One might reasonably expect that California law will apply to matters involving the transfer of securities issued by corporations and other issuers organized under California law. These California issuers, however, are free to choose to have the law of another jurisdiction apply pursuant to Section 8110(d) of the California Uniform Commercial Code. Under this statute, a California issuer can elect to have non-California law govern:
- The rights and duties of the issuer with respect to the registration of transfer;
- The effectiveness of registration of transfer by the issuer;
- Whether the issuer owes any duties to an adverse claimant to a security; and
- Whether an adverse claim can be asserted against a person to whom transfer of a certificated or uncertificated security is registered or a person who obtains control of an uncertificated security.
No election, however, is permitted with respect to the fundamental question of the validity of the security itself.

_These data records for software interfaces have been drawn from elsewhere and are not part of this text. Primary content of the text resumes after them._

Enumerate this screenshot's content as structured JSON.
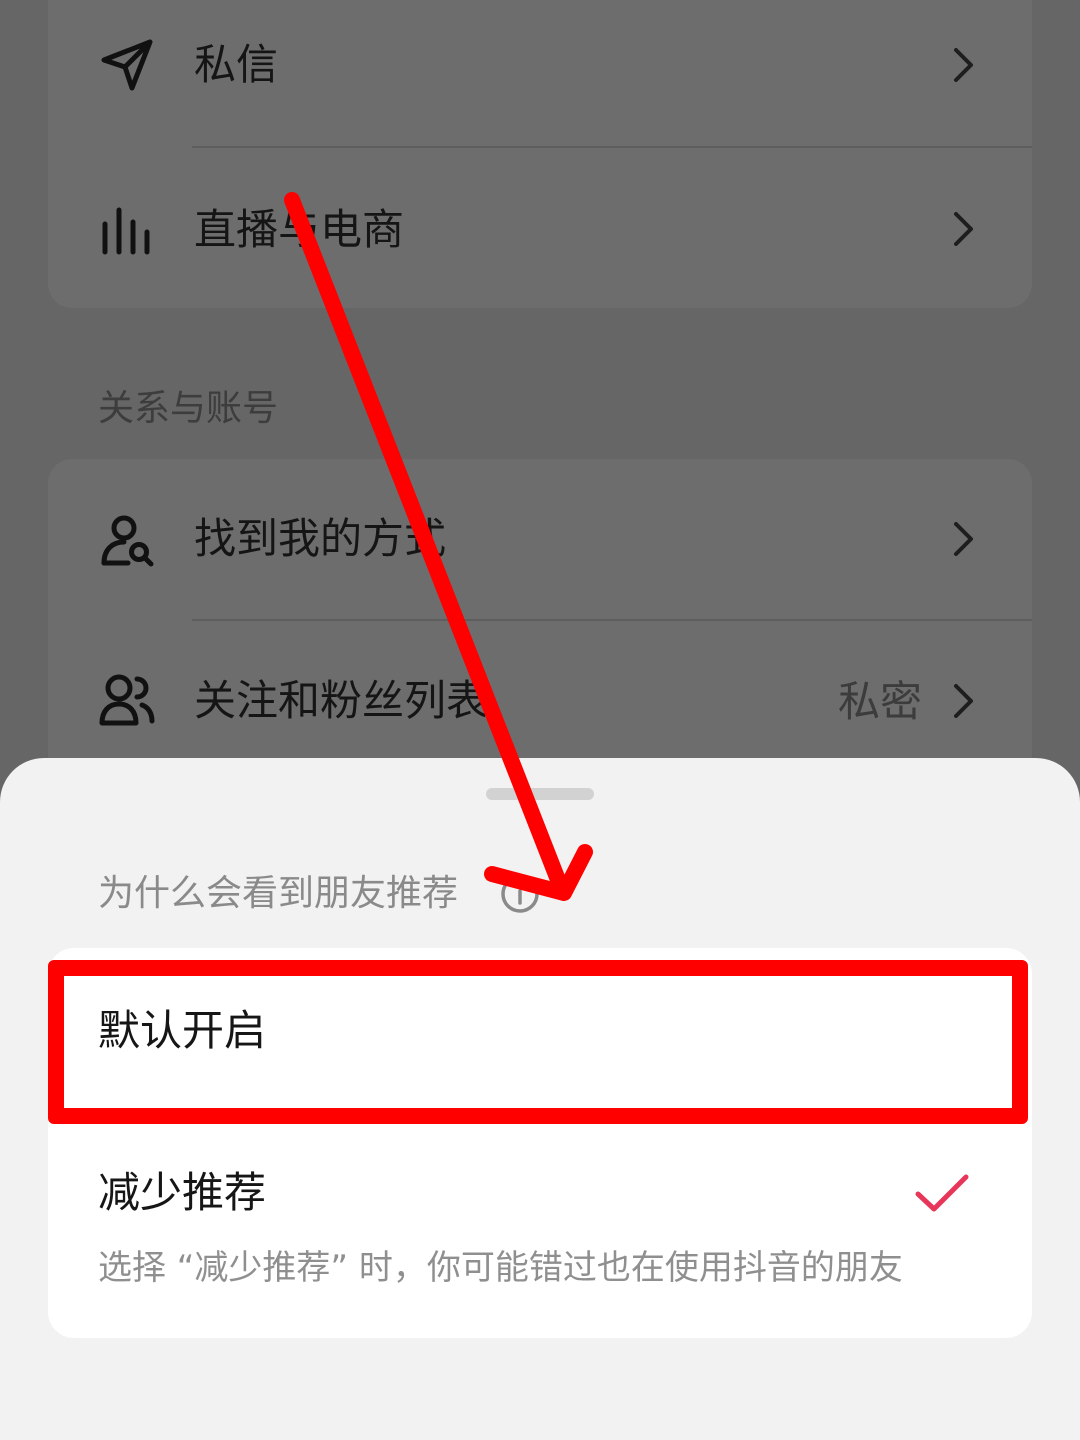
{
  "background_page": {
    "rows": [
      {
        "label": "私信",
        "icon": "send-icon"
      },
      {
        "label": "直播与电商",
        "icon": "live-bars-icon"
      }
    ],
    "section_title": "关系与账号",
    "relation_rows": [
      {
        "label": "找到我的方式",
        "icon": "person-search-icon",
        "value": ""
      },
      {
        "label": "关注和粉丝列表",
        "icon": "people-icon",
        "value": "私密"
      }
    ]
  },
  "sheet": {
    "title": "为什么会看到朋友推荐",
    "options": [
      {
        "label": "默认开启",
        "description": "",
        "selected": false
      },
      {
        "label": "减少推荐",
        "description": "选择 “减少推荐” 时，你可能错过也在使用抖音的朋友",
        "selected": true
      }
    ]
  },
  "colors": {
    "accent_check": "#e8365a",
    "annotation_red": "#ff0000",
    "overlay_dim": "#666666"
  }
}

In a quick search of filings with the SEC, I did not find an example of a California issuer selecting a jurisdiction pursuant to Section 8110(d). I did find an example of a Delaware limited liability company that included the following it is LLC Agreement: "The law of the State of New York is hereby designated as the issuer's jurisdiction within the meaning of Section 8-110(d) of the UCC for purposes of the matters specified therein." While this may seem unremarkable on its face, Delaware's version of Section 8110(d) (6 Del. Code § 8110(d)) does not include the language found in the California statute authorizing an issuer to specify the law of another jurisdiction. The Delaware statute does allow issuers organized in other states to choose Delaware.

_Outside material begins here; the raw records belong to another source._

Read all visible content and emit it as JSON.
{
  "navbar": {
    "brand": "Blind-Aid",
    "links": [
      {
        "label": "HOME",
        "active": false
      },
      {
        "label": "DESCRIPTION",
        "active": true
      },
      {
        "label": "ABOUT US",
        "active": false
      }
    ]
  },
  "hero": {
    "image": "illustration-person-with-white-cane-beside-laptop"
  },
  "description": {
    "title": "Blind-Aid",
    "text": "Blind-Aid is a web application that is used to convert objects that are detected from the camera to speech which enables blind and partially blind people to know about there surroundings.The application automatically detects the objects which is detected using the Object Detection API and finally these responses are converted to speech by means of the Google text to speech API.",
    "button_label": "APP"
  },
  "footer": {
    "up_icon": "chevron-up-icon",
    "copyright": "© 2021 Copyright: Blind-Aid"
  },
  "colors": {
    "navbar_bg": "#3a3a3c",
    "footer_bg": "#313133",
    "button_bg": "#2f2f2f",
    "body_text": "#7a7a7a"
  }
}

Section 8110(d) does not specify how an issuer is to specify the law of another jurisdiction. Presumably, such an election could be included in the issuer's articles of incorporation, limited partnership agreement, or operating agreement. However, must the specification appear in the issuer's charter documents or will some other specification (e.g., an agreement with the transfer agent) suffice?